Segment Start: THE INPUT
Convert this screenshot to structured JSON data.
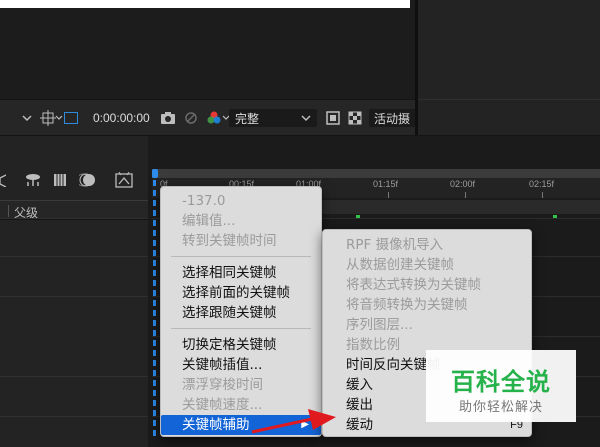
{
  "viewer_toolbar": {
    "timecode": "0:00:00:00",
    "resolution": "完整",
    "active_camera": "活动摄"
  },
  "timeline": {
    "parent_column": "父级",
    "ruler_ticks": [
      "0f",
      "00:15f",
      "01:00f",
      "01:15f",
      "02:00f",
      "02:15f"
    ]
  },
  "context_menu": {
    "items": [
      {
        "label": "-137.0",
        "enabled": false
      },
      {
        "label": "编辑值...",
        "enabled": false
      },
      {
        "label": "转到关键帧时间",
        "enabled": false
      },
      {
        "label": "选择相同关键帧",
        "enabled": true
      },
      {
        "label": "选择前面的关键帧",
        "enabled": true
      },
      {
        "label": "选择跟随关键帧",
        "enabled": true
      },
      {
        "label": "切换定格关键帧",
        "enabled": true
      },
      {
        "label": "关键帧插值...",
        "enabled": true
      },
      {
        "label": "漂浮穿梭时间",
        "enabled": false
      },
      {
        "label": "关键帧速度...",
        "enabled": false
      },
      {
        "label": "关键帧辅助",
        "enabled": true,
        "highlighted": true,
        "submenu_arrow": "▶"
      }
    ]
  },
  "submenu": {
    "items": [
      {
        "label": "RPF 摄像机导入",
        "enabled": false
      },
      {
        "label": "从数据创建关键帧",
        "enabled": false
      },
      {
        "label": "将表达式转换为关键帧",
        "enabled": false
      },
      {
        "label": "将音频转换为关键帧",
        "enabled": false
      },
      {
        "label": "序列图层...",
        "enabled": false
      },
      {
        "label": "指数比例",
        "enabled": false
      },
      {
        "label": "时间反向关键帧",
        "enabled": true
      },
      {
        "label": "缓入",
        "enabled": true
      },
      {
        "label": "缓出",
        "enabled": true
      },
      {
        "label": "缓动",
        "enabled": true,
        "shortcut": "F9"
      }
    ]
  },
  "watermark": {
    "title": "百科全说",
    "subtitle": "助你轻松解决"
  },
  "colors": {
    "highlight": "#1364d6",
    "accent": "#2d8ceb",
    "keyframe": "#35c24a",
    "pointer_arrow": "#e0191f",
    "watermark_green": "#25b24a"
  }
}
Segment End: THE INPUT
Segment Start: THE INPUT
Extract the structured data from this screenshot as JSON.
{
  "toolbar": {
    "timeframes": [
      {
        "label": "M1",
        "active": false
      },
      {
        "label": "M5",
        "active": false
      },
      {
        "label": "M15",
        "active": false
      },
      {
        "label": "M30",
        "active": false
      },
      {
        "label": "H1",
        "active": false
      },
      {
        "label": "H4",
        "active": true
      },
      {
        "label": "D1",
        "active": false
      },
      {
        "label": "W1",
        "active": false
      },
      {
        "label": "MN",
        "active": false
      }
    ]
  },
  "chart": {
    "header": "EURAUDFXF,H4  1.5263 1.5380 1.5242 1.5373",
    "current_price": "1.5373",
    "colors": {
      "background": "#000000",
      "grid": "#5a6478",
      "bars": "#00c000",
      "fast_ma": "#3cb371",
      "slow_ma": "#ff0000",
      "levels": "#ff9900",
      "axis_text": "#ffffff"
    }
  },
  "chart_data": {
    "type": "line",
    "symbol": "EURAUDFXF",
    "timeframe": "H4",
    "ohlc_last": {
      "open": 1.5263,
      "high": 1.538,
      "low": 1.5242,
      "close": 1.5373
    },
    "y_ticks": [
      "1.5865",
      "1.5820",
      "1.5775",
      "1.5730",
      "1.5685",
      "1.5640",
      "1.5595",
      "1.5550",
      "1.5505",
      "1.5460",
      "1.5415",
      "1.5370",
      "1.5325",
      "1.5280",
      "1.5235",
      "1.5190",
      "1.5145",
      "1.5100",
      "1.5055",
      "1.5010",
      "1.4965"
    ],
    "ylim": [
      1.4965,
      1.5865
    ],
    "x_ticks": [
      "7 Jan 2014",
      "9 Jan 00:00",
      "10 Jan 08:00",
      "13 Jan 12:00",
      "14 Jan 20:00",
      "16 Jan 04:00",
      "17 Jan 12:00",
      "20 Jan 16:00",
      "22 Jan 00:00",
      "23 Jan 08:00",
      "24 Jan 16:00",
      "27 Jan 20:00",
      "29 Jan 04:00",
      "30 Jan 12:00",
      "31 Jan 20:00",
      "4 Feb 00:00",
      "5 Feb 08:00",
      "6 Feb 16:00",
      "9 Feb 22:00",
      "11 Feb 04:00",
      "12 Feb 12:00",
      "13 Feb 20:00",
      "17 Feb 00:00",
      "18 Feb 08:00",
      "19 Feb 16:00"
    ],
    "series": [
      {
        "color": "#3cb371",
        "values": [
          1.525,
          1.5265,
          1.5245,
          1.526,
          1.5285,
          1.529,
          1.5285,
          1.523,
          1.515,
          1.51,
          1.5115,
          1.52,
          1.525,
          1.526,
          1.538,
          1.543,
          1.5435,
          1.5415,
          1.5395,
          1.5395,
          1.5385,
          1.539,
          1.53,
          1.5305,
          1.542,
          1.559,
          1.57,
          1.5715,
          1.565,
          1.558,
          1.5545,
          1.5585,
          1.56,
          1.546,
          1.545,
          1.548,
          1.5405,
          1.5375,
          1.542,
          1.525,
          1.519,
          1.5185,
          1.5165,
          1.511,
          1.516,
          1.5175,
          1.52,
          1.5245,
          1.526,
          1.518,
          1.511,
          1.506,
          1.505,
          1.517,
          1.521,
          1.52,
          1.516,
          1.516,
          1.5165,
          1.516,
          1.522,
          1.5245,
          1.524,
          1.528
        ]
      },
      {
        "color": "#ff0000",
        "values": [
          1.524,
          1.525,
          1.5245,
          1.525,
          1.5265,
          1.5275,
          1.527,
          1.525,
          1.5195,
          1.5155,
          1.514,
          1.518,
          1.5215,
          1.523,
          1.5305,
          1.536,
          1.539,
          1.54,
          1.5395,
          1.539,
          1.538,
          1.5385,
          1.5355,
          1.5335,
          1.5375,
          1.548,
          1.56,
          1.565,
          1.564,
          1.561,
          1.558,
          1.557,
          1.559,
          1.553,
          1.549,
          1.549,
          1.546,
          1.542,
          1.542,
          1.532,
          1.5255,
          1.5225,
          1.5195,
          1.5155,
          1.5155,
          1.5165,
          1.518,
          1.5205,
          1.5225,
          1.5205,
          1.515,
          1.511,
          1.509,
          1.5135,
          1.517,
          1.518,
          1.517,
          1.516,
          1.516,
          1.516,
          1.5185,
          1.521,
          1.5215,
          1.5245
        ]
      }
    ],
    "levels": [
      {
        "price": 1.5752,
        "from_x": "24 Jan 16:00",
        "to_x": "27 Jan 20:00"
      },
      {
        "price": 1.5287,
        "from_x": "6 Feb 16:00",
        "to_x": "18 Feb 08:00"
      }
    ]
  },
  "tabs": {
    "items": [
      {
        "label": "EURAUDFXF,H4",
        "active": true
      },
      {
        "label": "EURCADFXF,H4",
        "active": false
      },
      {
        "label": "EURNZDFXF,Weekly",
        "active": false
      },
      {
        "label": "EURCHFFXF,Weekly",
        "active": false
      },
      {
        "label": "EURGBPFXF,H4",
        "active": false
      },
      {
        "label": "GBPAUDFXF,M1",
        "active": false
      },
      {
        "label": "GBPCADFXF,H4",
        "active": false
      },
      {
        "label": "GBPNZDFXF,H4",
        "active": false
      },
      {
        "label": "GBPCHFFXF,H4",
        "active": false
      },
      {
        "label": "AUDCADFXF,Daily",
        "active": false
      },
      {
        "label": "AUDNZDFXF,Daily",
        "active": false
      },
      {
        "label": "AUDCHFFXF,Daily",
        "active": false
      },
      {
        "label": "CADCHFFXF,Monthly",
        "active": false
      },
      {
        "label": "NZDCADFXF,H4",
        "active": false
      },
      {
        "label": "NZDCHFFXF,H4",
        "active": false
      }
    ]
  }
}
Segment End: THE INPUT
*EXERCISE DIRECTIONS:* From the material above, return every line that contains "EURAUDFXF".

*RESULT:*
    "header": "EURAUDFXF,H4  1.5263 1.5380 1.5242 1.5373",
    "symbol": "EURAUDFXF",
        "label": "EURAUDFXF,H4",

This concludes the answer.